Finally, use your query to highlight the strengths and unique elements of your work. The query is your opportunity to let your work shine and capture an agent's attention.
KV: Any last words of advice or encouragement you’d like to share with us?
TM: Keep putting yourself out there! Absorb as much as you can from conferences, contests, agent feedback, etc., and keep strengthening your book. When agents are looking through queries, we read with excitement and anticipation because we love our job. We can't wait to fall in love with your manuscript. :)
And last but not least, a big thank you to Krista for hosting this blog and your various contests! You're creating wonderful opportunities for everyone and are much appreciated.
AM: Make sure to say thank you! I’m not suggesting writing an Emily Post-worthy note to every form rejection. More like tweet a thank you to the agents who answer questions during #askagent. Thank your critique partners for giving you that note that helps you make your manuscript better. Thank your significant other for understanding why revising thousands of words reduces your conversational skills to monosyllables. There are so many people involved in a writer’s journey, both in the publishing world, and in a writer’s personal life, and it never hurts to show gratitude.
Speaking of which, thank you to my amazing agent for participating in Agent-Author Chat with me and to my fabulous coach for having us on Mother. Write. (Repeat.)!
My pleasure, Anna-Marie! Thank YOU for sharing these behind-the-scenes details with us. I love learning more about great projects, especially great projects I already love:)

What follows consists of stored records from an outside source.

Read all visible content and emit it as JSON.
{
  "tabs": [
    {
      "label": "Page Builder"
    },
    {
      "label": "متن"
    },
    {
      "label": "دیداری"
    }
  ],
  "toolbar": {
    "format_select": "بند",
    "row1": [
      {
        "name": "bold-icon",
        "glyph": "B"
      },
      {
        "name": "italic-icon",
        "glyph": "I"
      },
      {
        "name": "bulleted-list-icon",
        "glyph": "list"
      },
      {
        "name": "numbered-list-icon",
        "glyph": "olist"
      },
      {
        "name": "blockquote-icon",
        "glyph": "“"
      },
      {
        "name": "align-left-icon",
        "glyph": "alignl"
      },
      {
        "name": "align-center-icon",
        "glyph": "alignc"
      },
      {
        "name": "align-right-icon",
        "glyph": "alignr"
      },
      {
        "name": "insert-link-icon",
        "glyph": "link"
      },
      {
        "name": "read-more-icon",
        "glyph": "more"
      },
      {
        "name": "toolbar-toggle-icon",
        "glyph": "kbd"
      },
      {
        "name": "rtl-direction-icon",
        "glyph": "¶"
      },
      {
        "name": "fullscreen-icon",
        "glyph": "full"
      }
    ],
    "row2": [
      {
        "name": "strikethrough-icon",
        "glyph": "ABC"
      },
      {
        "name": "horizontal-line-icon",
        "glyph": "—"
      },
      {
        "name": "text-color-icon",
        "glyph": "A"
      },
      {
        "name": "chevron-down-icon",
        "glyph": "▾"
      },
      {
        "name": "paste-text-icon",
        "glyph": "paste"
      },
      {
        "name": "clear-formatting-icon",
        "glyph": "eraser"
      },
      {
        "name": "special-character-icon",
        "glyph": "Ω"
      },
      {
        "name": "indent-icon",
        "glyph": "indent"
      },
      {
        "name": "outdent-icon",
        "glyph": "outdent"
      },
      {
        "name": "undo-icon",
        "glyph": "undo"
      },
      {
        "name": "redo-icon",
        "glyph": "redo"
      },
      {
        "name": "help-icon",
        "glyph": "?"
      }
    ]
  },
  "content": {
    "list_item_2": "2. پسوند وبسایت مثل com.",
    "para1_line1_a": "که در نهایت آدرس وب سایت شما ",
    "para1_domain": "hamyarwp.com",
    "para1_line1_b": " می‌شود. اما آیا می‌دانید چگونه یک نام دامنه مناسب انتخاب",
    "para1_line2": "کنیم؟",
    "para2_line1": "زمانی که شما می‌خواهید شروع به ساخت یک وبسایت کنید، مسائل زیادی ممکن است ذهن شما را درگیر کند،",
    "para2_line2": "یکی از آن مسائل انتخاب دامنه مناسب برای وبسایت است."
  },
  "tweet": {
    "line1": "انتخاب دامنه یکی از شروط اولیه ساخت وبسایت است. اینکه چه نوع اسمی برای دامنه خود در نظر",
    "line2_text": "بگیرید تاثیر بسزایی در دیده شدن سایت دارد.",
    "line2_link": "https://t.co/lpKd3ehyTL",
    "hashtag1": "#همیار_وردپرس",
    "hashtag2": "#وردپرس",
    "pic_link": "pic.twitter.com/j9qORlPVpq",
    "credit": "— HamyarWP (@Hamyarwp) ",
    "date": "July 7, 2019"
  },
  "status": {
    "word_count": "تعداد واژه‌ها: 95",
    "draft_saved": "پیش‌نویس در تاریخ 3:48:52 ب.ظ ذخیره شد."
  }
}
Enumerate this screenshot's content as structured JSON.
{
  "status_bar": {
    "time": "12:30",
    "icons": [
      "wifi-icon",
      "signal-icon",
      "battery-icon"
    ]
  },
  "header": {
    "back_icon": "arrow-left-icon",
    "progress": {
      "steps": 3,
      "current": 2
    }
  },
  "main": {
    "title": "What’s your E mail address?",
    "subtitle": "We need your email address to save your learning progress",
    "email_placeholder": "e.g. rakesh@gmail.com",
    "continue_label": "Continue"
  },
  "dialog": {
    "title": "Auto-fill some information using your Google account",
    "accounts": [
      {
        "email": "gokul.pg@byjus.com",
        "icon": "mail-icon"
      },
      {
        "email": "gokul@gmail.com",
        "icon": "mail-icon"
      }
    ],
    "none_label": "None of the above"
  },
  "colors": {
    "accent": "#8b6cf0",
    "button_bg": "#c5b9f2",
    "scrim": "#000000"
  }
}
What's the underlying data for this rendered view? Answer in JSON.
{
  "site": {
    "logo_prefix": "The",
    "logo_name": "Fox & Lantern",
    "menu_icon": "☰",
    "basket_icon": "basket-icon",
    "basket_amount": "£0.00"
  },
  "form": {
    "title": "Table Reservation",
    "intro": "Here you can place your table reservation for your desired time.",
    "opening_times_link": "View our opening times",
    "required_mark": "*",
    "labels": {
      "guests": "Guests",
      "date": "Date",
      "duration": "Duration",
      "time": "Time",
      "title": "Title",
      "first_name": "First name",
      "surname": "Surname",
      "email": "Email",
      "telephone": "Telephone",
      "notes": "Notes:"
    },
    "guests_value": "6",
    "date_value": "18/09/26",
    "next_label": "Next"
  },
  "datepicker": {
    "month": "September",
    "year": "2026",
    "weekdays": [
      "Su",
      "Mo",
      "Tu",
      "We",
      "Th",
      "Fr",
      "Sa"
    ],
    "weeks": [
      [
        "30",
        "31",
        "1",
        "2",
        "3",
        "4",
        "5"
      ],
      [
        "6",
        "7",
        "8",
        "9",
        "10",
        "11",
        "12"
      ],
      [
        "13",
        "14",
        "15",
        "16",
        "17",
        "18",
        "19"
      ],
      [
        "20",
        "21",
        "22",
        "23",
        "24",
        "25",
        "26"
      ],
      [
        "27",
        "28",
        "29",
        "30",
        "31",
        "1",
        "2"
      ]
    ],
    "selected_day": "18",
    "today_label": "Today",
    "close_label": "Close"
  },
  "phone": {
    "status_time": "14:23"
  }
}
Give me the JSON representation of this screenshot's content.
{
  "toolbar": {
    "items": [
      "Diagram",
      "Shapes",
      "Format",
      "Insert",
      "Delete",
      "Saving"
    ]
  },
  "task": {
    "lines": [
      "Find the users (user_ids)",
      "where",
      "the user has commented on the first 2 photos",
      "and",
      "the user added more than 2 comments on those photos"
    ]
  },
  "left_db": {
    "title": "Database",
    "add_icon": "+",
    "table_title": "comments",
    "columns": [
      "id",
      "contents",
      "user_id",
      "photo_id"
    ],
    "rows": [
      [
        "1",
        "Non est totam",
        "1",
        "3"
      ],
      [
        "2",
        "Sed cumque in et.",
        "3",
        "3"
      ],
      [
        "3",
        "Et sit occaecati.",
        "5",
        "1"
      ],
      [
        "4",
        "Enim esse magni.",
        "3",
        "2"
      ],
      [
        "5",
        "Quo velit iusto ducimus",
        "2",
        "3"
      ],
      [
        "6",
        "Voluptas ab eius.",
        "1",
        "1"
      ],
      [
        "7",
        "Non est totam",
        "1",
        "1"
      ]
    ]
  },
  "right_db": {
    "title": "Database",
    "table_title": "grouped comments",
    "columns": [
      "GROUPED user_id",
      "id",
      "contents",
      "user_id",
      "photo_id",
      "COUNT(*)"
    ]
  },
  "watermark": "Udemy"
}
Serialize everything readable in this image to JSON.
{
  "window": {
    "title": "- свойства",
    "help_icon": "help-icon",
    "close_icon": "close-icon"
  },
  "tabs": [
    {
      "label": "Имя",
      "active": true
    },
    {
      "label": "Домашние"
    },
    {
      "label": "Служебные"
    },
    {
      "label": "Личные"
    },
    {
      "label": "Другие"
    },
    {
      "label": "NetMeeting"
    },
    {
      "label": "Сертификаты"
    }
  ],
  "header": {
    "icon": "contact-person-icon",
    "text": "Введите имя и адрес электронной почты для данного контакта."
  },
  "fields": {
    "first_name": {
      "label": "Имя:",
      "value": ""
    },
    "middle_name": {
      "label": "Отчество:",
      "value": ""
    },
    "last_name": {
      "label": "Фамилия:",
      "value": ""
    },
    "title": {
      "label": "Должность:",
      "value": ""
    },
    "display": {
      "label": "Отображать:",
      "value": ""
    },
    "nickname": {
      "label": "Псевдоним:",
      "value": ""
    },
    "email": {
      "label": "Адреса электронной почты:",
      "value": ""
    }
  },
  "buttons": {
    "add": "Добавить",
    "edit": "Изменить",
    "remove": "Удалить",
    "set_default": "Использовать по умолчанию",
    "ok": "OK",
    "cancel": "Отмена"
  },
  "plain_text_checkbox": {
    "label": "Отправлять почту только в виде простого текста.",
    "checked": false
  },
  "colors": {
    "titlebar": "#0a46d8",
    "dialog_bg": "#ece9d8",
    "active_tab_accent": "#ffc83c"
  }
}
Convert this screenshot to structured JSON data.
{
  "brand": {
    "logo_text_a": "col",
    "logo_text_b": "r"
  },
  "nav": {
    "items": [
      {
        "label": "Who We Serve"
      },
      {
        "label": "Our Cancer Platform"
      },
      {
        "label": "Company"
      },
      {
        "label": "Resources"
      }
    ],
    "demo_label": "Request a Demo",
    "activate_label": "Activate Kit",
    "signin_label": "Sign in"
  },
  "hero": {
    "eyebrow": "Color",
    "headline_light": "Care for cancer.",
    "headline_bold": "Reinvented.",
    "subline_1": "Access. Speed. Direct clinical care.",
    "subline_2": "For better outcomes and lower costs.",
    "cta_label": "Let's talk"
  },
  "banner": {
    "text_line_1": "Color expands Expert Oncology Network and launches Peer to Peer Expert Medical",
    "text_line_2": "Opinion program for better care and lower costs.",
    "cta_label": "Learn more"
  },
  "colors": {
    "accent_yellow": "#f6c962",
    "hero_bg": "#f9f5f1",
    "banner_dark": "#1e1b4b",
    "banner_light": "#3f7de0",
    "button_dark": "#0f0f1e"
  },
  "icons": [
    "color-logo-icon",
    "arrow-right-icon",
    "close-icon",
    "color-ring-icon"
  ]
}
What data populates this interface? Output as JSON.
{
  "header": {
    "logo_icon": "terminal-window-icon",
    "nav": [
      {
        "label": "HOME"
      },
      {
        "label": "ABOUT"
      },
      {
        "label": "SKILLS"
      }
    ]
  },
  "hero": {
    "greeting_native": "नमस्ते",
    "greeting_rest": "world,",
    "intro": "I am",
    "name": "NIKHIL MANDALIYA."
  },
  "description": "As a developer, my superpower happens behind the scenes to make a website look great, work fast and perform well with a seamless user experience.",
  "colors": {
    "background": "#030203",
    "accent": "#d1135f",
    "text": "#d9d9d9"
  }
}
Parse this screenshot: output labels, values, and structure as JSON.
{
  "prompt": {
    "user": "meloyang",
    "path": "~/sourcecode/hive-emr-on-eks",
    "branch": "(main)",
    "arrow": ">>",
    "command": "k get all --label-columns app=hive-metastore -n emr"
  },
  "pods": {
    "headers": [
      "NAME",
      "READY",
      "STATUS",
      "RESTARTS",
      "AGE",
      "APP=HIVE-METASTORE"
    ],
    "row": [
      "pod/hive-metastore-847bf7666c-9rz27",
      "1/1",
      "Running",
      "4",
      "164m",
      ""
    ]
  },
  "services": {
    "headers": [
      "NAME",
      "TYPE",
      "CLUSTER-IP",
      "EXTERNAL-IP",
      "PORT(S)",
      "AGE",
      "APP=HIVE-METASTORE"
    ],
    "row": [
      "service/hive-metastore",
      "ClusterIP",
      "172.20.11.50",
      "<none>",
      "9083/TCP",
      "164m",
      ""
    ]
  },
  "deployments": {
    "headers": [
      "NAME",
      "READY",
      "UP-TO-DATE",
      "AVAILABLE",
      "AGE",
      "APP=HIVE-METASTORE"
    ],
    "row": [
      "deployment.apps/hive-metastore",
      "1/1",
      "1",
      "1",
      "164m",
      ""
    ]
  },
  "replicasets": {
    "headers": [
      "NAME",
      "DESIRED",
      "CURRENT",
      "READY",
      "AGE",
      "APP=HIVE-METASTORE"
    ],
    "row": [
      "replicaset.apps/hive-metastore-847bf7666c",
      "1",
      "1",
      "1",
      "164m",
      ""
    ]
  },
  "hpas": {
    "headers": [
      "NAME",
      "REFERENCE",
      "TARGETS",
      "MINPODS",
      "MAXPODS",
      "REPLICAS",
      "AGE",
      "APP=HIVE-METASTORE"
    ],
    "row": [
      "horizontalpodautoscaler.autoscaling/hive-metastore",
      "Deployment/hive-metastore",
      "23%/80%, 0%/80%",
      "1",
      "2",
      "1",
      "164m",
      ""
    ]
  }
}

Tracey Joseph said...

Lovely interview. I went ahead and reread Anna-Marie's entry. I agree with Ms. Martindale. The writing is gorgeous.

Stephanie Garber said...

Great interview! I especially loved reading about why it took Ms. Martindale a month to read Anna-Marie's manuscript.

Thank you all for sharing. And congratulations Anna-Marie!

Myrna Foster said...

"Thank your significant other for understanding why revising thousands of words reduces your conversational skills to monosyllables. "

Ha! So true! Looking forward to reading your story when it's published!

Unknown said...

Anne-Marie's entry was remarkable, and I can tell she's very talented. I wish her great luck with her new agent! :-)

Krista Van Dolzer said...

Tracey, Anna-Marie's gorgeous writing immediately struck me, too. And she picked such an interesting time period to write about (and such a unique perspective to write about it from).

Stephanie, I like to include that question about response times because I know how curious querying writers are about those kinds of things:)

Myrna, I agree--that was a great line:)

Lexa, wasn't Anna-Marie's entry awesome?! I'd take more credit, but she's a revision whiz. I was really impressed with her ability to take one small piece of feedback and apply it well.

A.L. Sonnichsen said...

This was a great interview and now I'm really dying to read this book! Congratulations to both Taylor and Anna-Marie! :D

Anna-Marie said...

Thanks so much everyone for your kind words! And thanks again to Krista for having us on the blog!

Krista Van Dolzer said...

Amy, I know! I'm dying to read the rest of THE COIN DIVER, too!

My pleasure, Anna-Marie. Best of luck!